You might want to check if you need to increase the size of the cache. Or, you might want to determine the ideal cache size based on your activity since you last used the cachefslog command for a particular mount point.

  1. Become superuser on the client system.

  2. View the current cache size and highest logged cache size.

    # cachefswssize log-file-path

    For more information, see cachefswssize(1M).

Example 20–15 Viewing the Working Set (Cache) Size

In the following example, the end size is the size of the cache at the time you issued the cachefswssize command. The high water size is the largest size of the cache during the timeframe in which logging occurred.

# cachefswssize /var/tmp/samlog
	       end size:  10688k
	high water size:  10704k
	       end size:   1736k
	high water size:   1736k
	       end size:    128k
	high water size:    128k
	       end size:   1472k
	high water size:   1472k
	       end size:   7168k
	high water size:   7168k
	       end size:   4688k
	high water size:   5000k
	       end size:   4992k
	high water size:   4992k
    total for cache
	   initial size: 110960k
	       end size:  30872k
	high water size:  30872k

Viewing CacheFS Statistics

The following table explains the terminology that is displayed in the statistics output for CacheFS file systems.

Table 20–2 CacheFS Statistics Terminology

Output Term 


cache hit rate

The rate of cache hits compared to cache misses, followed by the actual number of hits and misses. A cache hit occurs when the user wants to perform an operation on a file or files, and the file or files are actually in the cache. A cache miss occurs when the file is not in the cache. The load on the server is the sum of cache misses, consistency checks, and modifications (modifies).
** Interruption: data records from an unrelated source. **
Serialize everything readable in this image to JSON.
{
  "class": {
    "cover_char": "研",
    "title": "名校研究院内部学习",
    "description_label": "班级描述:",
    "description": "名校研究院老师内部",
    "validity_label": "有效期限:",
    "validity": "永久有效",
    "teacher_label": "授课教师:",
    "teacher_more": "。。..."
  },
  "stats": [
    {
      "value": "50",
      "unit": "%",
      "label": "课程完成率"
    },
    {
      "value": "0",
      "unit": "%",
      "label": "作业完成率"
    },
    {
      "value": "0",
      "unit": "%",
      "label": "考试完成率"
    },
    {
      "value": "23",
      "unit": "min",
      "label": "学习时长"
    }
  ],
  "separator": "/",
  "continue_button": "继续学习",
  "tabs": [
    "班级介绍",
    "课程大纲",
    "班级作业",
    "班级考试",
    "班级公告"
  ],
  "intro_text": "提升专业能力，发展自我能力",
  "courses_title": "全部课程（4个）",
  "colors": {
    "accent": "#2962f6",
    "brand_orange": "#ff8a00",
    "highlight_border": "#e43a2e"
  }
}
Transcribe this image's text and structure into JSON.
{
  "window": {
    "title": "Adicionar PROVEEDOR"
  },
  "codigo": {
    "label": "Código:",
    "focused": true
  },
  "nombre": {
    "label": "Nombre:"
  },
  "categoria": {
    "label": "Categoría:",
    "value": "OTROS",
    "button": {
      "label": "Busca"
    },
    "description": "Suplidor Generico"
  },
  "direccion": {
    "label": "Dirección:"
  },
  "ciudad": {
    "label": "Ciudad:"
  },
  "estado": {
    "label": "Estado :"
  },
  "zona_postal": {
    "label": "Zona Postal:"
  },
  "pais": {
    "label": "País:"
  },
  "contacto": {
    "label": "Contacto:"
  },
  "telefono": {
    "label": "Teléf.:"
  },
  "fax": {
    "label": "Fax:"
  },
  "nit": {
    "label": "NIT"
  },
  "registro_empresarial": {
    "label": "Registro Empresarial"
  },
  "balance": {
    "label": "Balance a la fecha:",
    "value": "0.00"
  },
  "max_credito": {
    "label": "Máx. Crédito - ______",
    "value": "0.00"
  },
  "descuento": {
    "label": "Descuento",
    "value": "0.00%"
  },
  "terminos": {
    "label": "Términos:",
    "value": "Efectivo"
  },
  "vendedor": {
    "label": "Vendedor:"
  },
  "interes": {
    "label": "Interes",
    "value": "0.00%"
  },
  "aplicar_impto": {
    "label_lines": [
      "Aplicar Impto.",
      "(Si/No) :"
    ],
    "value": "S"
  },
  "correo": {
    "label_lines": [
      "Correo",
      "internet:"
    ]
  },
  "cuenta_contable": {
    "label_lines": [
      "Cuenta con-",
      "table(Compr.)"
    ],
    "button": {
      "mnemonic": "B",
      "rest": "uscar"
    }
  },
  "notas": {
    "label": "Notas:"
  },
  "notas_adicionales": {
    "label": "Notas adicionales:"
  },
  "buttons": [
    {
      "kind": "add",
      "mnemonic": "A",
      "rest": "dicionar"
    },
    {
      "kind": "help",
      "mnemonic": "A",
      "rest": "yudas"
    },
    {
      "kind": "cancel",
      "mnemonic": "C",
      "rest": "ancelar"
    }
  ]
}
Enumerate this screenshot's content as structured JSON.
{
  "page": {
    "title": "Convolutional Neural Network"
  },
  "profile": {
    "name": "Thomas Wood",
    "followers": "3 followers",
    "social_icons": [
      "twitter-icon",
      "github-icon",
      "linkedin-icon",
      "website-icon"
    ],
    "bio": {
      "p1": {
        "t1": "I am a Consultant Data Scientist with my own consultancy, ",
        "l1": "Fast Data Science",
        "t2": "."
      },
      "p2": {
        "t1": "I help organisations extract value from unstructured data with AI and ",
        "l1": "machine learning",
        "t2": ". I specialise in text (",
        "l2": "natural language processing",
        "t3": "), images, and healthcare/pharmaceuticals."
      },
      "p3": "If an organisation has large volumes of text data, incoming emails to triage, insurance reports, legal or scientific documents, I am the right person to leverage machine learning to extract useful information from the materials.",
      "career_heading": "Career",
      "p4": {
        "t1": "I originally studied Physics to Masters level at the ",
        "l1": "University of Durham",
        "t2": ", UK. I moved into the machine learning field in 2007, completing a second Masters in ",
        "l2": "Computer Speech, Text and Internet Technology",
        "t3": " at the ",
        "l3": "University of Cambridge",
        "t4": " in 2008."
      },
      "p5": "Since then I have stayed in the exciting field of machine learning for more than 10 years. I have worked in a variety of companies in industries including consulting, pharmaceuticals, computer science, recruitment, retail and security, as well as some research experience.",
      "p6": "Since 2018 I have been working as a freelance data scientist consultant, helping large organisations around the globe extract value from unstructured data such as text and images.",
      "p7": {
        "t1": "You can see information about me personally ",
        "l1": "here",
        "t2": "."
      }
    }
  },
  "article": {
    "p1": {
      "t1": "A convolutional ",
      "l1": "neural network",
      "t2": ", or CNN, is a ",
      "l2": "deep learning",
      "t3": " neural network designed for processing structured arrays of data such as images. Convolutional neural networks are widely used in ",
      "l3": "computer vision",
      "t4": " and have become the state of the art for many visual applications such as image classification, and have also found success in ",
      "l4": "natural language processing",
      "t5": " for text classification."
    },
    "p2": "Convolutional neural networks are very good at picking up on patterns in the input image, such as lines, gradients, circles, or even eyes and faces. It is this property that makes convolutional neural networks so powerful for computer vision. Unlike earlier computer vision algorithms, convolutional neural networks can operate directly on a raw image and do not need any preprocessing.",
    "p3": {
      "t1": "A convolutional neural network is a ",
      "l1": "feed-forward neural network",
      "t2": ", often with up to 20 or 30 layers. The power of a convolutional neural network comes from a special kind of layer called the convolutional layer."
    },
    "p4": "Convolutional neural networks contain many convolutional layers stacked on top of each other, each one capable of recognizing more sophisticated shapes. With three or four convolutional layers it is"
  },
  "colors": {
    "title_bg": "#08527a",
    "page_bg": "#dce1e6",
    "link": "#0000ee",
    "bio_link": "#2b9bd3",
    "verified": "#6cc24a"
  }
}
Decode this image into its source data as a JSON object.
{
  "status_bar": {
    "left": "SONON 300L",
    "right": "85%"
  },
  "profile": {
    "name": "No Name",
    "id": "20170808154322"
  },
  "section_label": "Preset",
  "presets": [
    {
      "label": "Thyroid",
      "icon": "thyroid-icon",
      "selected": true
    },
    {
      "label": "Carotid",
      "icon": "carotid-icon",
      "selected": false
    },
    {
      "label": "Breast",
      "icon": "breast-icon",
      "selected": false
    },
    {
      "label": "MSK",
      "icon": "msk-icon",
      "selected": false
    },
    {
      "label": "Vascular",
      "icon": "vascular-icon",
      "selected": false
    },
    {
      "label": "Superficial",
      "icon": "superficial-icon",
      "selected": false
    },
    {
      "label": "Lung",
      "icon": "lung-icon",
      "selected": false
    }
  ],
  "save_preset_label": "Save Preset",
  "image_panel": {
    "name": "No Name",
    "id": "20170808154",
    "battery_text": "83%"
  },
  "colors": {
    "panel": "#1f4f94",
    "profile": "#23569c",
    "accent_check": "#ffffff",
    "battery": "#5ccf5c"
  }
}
consistency checks

The number of consistency checks performed, followed by the number that passed, and the number that failed. 


The number of modify operations. For example, writes or creates. 

ProcedureHow to View CacheFS Statistics

View the statistics with the cachefsstat command. You can view the statistics at any time. For example, you do not have to set up logging in order to view the statistics.

  1. View CacheFS statistics.

    $ cachefsstat /mount-point

    where /mount-point specifies the CacheFS file system for which you want to view the statistics.

    If you do not specify the mount point, statistics for all mounted CacheFS file systems will be displayed.

Example 20–16 Viewing CacheFS Statistics

This example shows how to view statistics on the cached file system, /home/sam.

$ cachefsstat /home/sam
	    cache hit rate: 73% (1234 hits, 450 misses)
	consistency checks: 700 (650 pass, 50 fail)
	          modifies: 321
garbage collection:  0